But wait … how does producing LESS of a product help refiners’ profits? Prices are made on the margins. And with less gasoline being produced, ALL refiners are receiving higher prices for their products.

This widens the crack spread, which is the difference between wholesale petroleum product prices and crude oil prices. In fact, the crack spread has now widened to levels last seen in 2017!


 

Is this going to continue? It could for a while. Total refinery output is about 2% below pre-storm levels. And as I said, some refiners still have no full restart date.

What’s more, even pre-storm gasoline production was running around 7% behind year-ago levels.

To be sure, Americans are driving less due the pandemic. But that’s changing fast.

Covid vaccinations are going full-blast, businesses are reopening and people will be going out to spend their $1,400 stimulus checks. So, if anything, gasoline DEMAND is likely to accelerate.

To me, that says the real opportunity is in refiners. How can you play that? You could roll up your hard sleeves and do the hard work of finding the best individual refiners. As a bonus, some of them pay excellent dividends.
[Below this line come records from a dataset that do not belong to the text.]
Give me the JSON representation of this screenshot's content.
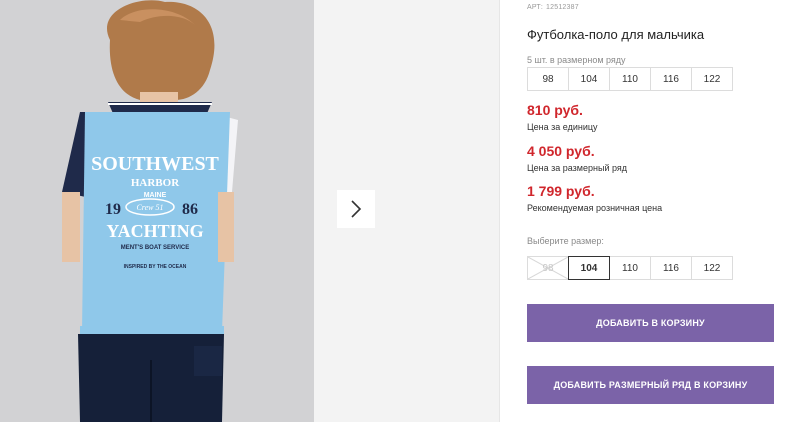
{
  "product": {
    "article_label": "АРТ:",
    "article_number": "12512387",
    "title": "Футболка-поло для мальчика",
    "size_row_note": "5 шт. в размерном ряду",
    "size_row": [
      "98",
      "104",
      "110",
      "116",
      "122"
    ],
    "prices": {
      "unit_price": "810 руб.",
      "unit_label": "Цена за единицу",
      "row_price": "4 050 руб.",
      "row_label": "Цена за размерный ряд",
      "rrp_price": "1 799 руб.",
      "rrp_label": "Рекомендуемая розничная цена"
    },
    "choose_size_label": "Выберите размер:",
    "size_options": [
      {
        "label": "98",
        "state": "disabled"
      },
      {
        "label": "104",
        "state": "selected"
      },
      {
        "label": "110",
        "state": "available"
      },
      {
        "label": "116",
        "state": "available"
      },
      {
        "label": "122",
        "state": "available"
      }
    ],
    "add_to_cart_label": "Добавить в корзину",
    "add_row_to_cart_label": "Добавить размерный ряд в корзину"
  },
  "print": {
    "line1": "SOUTHWEST",
    "line2": "HARBOR",
    "line3": "MAINE",
    "year_left": "19",
    "year_right": "86",
    "badge": "Crew 51",
    "line4": "YACHTING",
    "line5": "MENT'S BOAT SERVICE",
    "line6": "INSPIRED BY THE OCEAN"
  },
  "gallery": {
    "next_icon": "chevron-right-icon"
  },
  "colors": {
    "price": "#d0262c",
    "accent_button": "#7b63a8",
    "shirt": "#8fc8ea"
  }
}
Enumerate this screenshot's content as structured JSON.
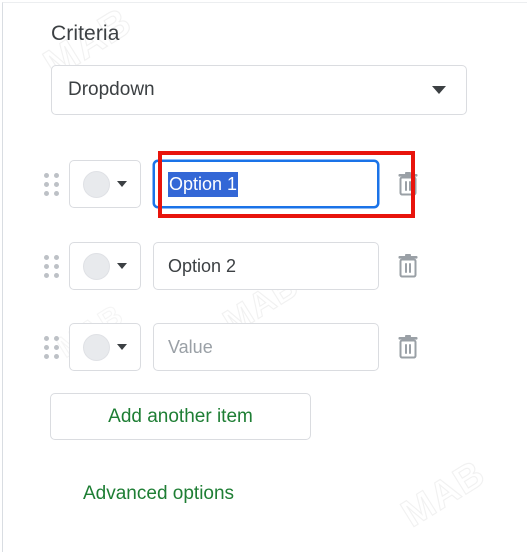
{
  "section": {
    "label": "Criteria"
  },
  "type_select": {
    "value": "Dropdown",
    "caret_icon": "chevron-down-icon"
  },
  "rows": [
    {
      "drag_icon": "drag-handle-icon",
      "swatch_icon": "color-circle-icon",
      "swatch_caret_icon": "chevron-down-icon",
      "value": "Option 1",
      "placeholder": "Value",
      "is_placeholder": false,
      "focused": true,
      "text_selected": true,
      "delete_icon": "trash-icon"
    },
    {
      "drag_icon": "drag-handle-icon",
      "swatch_icon": "color-circle-icon",
      "swatch_caret_icon": "chevron-down-icon",
      "value": "Option 2",
      "placeholder": "Value",
      "is_placeholder": false,
      "focused": false,
      "text_selected": false,
      "delete_icon": "trash-icon"
    },
    {
      "drag_icon": "drag-handle-icon",
      "swatch_icon": "color-circle-icon",
      "swatch_caret_icon": "chevron-down-icon",
      "value": "Value",
      "placeholder": "Value",
      "is_placeholder": true,
      "focused": false,
      "text_selected": false,
      "delete_icon": "trash-icon"
    }
  ],
  "actions": {
    "add_item_label": "Add another item",
    "advanced_options_label": "Advanced options"
  },
  "watermark": {
    "text": "MAB"
  },
  "colors": {
    "accent_green": "#1e7e34",
    "focus_blue": "#1a73e8",
    "selection_blue": "#3367d6",
    "annotation_red": "#e8140c",
    "text_primary": "#3c4043",
    "text_placeholder": "#9aa0a6",
    "border_gray": "#dadce0"
  }
}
Or, you could lower your risk and buy the VanEck Vectors Oil Refiners ETF (NYSE: CRAK). This fund holds 25 refinery stocks — big names including Phillips 66 (NYSE: PSX), Marathon Petroleum Corp. (NYSE: MPC), Valero Energy Corp. (NYSE: VLO) and more. CRAK has an expense ratio of 0.6% and a decent yield o 2.31%.

Let’s take a look at the weekly chart of CRAK:


 

You can see that CRAK has already rallied and is up against overhead resistance. I believe it’s going to push through that and rise to $36.50 fairly quickly.

So, consider adding CRAK to your portfolio. Oil prices aren’t going down anytime soon. Gasoline prices are probably going higher. And oil refiners are the best way to play it.

All the best,

Sean

Leave a Reply

Your email address will not be published. Required fields are marked *